Kody Skeals was the only one left.
The opposing team had more than 10 people on the floor and all of them were trying to hit Skeals with a big, soft, round ball.
I was scared out of my mind, said Skeals, a seventh grader.
After several minutes of dodging his attackers, Skeals made a spectacular catch of an errant throw. The catch drew a cheer from the crowd and brought all of his teammates back to the floor. In one brief moment, Skeals' team transitioned from what looked like a certain defeat to an advantage in the number of players on the court.
"It's something different for the kids to do on a Friday night," said Betsy Glasser, co-president of the Mohonasen Parent Teacher Student Organization (PTSO). "There have been other dodgeball tournaments at the high school in the past, but this is the first time we've done it at the middle school."
Glasser said approximately 60 kids, four teams of 15, participated in the dodgeball tournament, which was held at Draper Middle School on Friday, Feb. 8.
Nearly 100 parents, school officials and students cheered from the bleachers.
"It's awesome having the crowd," said Skeals. "But I'm here for the fun and competition."

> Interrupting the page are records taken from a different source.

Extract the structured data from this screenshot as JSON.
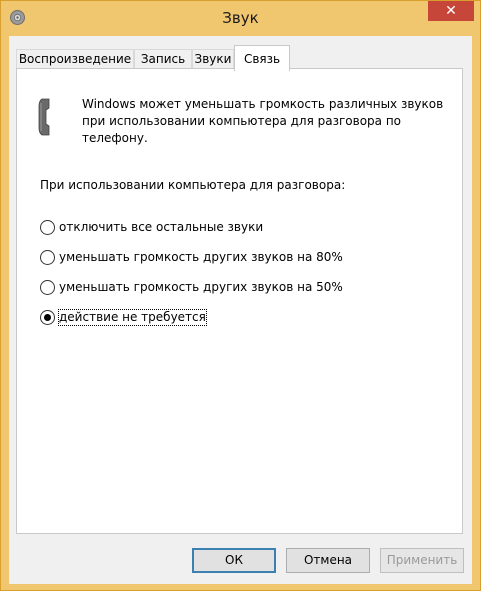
{
  "window": {
    "title": "Звук",
    "close_glyph": "✕",
    "app_icon": "speaker-icon"
  },
  "tabs": [
    {
      "label": "Воспроизведение",
      "active": false
    },
    {
      "label": "Запись",
      "active": false
    },
    {
      "label": "Звуки",
      "active": false
    },
    {
      "label": "Связь",
      "active": true
    }
  ],
  "communications": {
    "phone_icon": "telephone-handset-icon",
    "description_lines": [
      "Windows может уменьшать громкость различных звуков",
      "при использовании компьютера для разговора по",
      "телефону."
    ],
    "prompt": "При использовании компьютера для разговора:",
    "options": [
      {
        "label": "отключить все остальные звуки",
        "selected": false
      },
      {
        "label": "уменьшать громкость других звуков на 80%",
        "selected": false
      },
      {
        "label": "уменьшать громкость других звуков на 50%",
        "selected": false
      },
      {
        "label": "действие не требуется",
        "selected": true
      }
    ]
  },
  "buttons": {
    "ok": "ОК",
    "cancel": "Отмена",
    "apply": "Применить"
  }
}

Among those in the crowd was Draper Middle School Principal Debra Male. She said the dodgeball event was one of many sport-related events hosted by the PTSO.

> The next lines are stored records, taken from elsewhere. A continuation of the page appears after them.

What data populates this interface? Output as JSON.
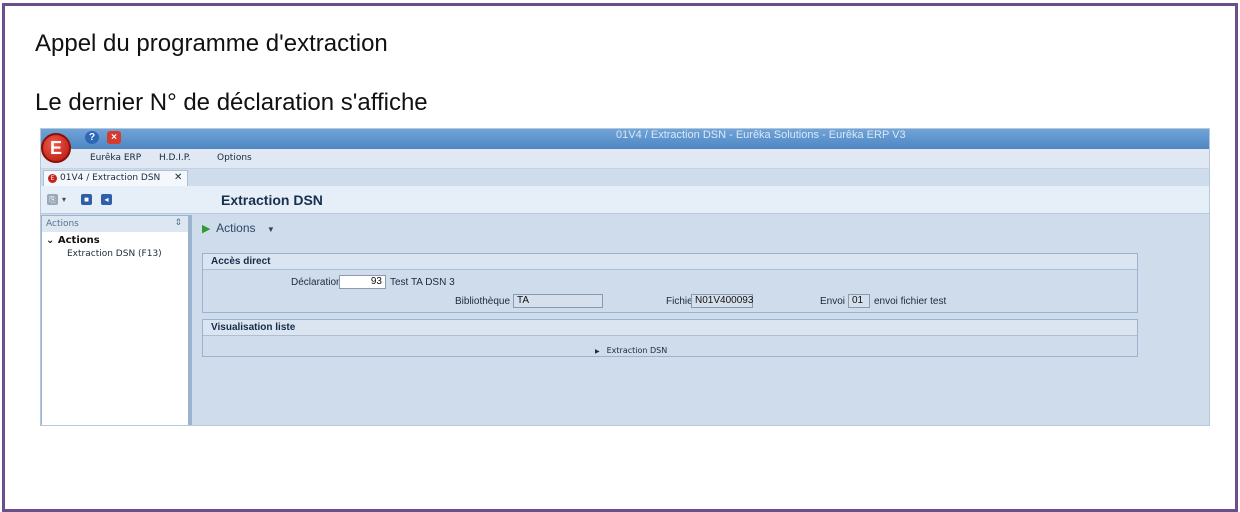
{
  "captions": {
    "line1": "Appel du programme d'extraction",
    "line2": "Le dernier N° de déclaration s'affiche"
  },
  "window": {
    "title": "01V4 / Extraction DSN - Eurêka Solutions - Eurêka ERP V3",
    "logo_letter": "E"
  },
  "menu": {
    "items": [
      "Eurêka ERP",
      "H.D.I.P.",
      "Options"
    ]
  },
  "tab": {
    "label": "01V4 / Extraction DSN",
    "close": "✕"
  },
  "screen": {
    "title": "Extraction DSN"
  },
  "sidebar": {
    "header": "Actions",
    "pin": "⇕",
    "group": "Actions",
    "group_toggle": "⌄",
    "items": [
      "Extraction DSN (F13)"
    ]
  },
  "actions_menu": {
    "label": "Actions"
  },
  "acces_direct": {
    "title": "Accès direct",
    "declaration_label": "Déclaration",
    "declaration_value": "93",
    "declaration_desc": "Test TA DSN 3",
    "bibliotheque_label": "Bibliothèque",
    "bibliotheque_value": "TA",
    "fichier_label": "Fichier",
    "fichier_value": "N01V400093",
    "envoi_label": "Envoi",
    "envoi_value": "01",
    "envoi_desc": "envoi fichier test"
  },
  "visualisation": {
    "title": "Visualisation liste",
    "item": "Extraction DSN"
  },
  "icons": [
    "logo-icon",
    "help-icon",
    "close-icon",
    "copy-icon",
    "save-icon",
    "back-icon",
    "pin-icon",
    "play-icon",
    "expand-icon"
  ]
}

"They also hosted a PTSO basketball game in November between middle and high school teachers," said Male. "The kids and parents like to come out and show their support."

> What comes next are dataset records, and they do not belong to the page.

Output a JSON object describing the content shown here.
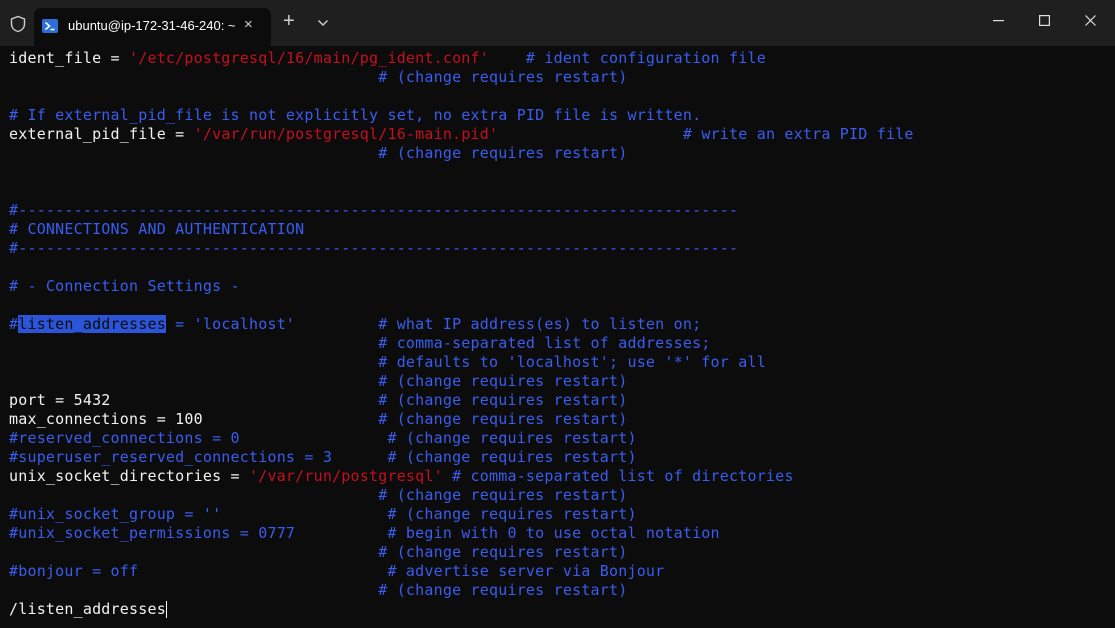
{
  "window": {
    "tab_title": "ubuntu@ip-172-31-46-240: ~",
    "tab_close": "×",
    "new_tab": "+",
    "tab_icon": "powershell-icon"
  },
  "terminal": {
    "l1a": "ident_file = ",
    "l1b": "'/etc/postgresql/16/main/pg_ident.conf'",
    "l1c": "    # ident configuration file",
    "l2": "                                        # (change requires restart)",
    "l4": "# If external_pid_file is not explicitly set, no extra PID file is written.",
    "l5a": "external_pid_file = ",
    "l5b": "'/var/run/postgresql/16-main.pid'",
    "l5c": "                    # write an extra PID file",
    "l6": "                                        # (change requires restart)",
    "l9": "#------------------------------------------------------------------------------",
    "l10": "# CONNECTIONS AND AUTHENTICATION",
    "l11": "#------------------------------------------------------------------------------",
    "l13": "# - Connection Settings -",
    "l15a": "#",
    "l15b": "listen_addresses",
    "l15c": " = 'localhost'         # what IP address(es) to listen on;",
    "l16": "                                        # comma-separated list of addresses;",
    "l17": "                                        # defaults to 'localhost'; use '*' for all",
    "l18": "                                        # (change requires restart)",
    "l19a": "port = 5432",
    "l19b": "                             # (change requires restart)",
    "l20a": "max_connections = 100",
    "l20b": "                   # (change requires restart)",
    "l21": "#reserved_connections = 0                # (change requires restart)",
    "l22": "#superuser_reserved_connections = 3      # (change requires restart)",
    "l23a": "unix_socket_directories = ",
    "l23b": "'/var/run/postgresql'",
    "l23c": " # comma-separated list of directories",
    "l24": "                                        # (change requires restart)",
    "l25": "#unix_socket_group = ''                  # (change requires restart)",
    "l26": "#unix_socket_permissions = 0777          # begin with 0 to use octal notation",
    "l27": "                                        # (change requires restart)",
    "l28": "#bonjour = off                           # advertise server via Bonjour",
    "l29": "                                        # (change requires restart)",
    "search": "/listen_addresses"
  },
  "colors": {
    "background": "#0c0c0c",
    "text": "#f2f2f2",
    "string": "#c50f1f",
    "comment": "#3a5df0",
    "highlight": "#2a55d8"
  }
}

Dennis Corbett, a Mohonasen assistant junior varsity football coach, officiated the tournament. He used the rules of dodgeball to teach the teams a life lesson.
"I can't see everyone who gets out," he said. "You've got to do the right thing even when no one is watching, so if you get hit with the ball, go to the sidelines."